The main differences between an MBA and an EMBA regard the duration of the program and the teaching / learning modalities offered. While MBA students are full-time students for usually one academic year (occasionally, two years) and rely on face-to-face interaction with fellow students and lecturers, EMBA students haven’t left their jobs and must combine their professional and academic lives. This means that EMBAs often resort to technology to overcome obstacles such as various time zones or students’ work schedules.

Hesitating between an MBA and an EMBA?

Here’s a list of criteria you must consider to ensure you make the right choice:

  1. Understand your company’s expectations: talk to your manager

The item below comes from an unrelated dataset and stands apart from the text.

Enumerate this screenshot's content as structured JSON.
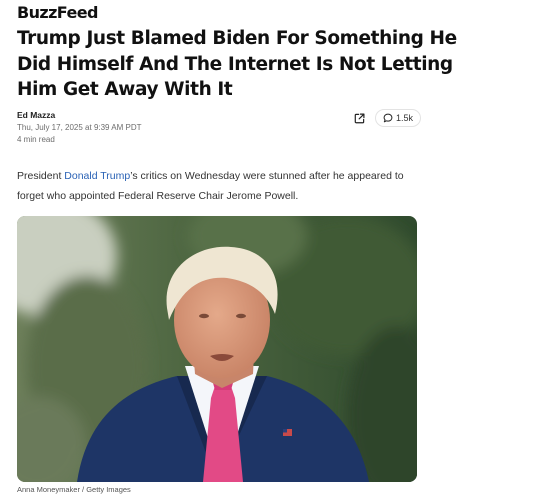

Regardless of your plans for the future and of your self-assessment as a professional, your manager may have something to say about your investment in further education. Asking him or her to sit down with you and give you feedback on your performance will probably give you relevant information about your career prospects. This matters also because at some point you’ll have to decide if you study while working full- or part-time or if you take a leave of absence. Since each company is prepared to give its employees specific degrees of flexibility and not all companies give out leaves of absence, investigating your situation at work is crucial in your choice of an Executive program.

  1. Define the essentials: where, for how long and what kind of investment can you make?

Analyze your situation at work and at home. Consider potential mobility issues, such as commuting or relocating for a while. Do your goals require a fast education upgrade or is it possible to take a longer time to complete your program without leaving your job? Remember, the duration of the program can be offset by different teaching / learning modalities.

  1. Figure out what kind of interaction you excel at: face-to-face or a bit of everything?

Look back at your academic and professional path and study the moments you felt better and more productive. Were you surrounded by people or were you mostly on your own? This is a very important point, because not all students deal well with personal interactions. Given the emotional and financial investment an MBA or an EMBA implies, you must be sure you choose the program you can excel at.


We’re confident you’ll select the right program for you based on these criteria, but please contact our team if you still feel hesitant!

Marta Andaluz is Director of Marketing and Admissions at The Lisbon MBA, a joint venture between two top European Schools based in Lisbon: Católica-Lisbon and Nova SBE. They offer a 1-year Full-Time MBA and an Executive MBA in collaboration with MIT Sloan School of Management.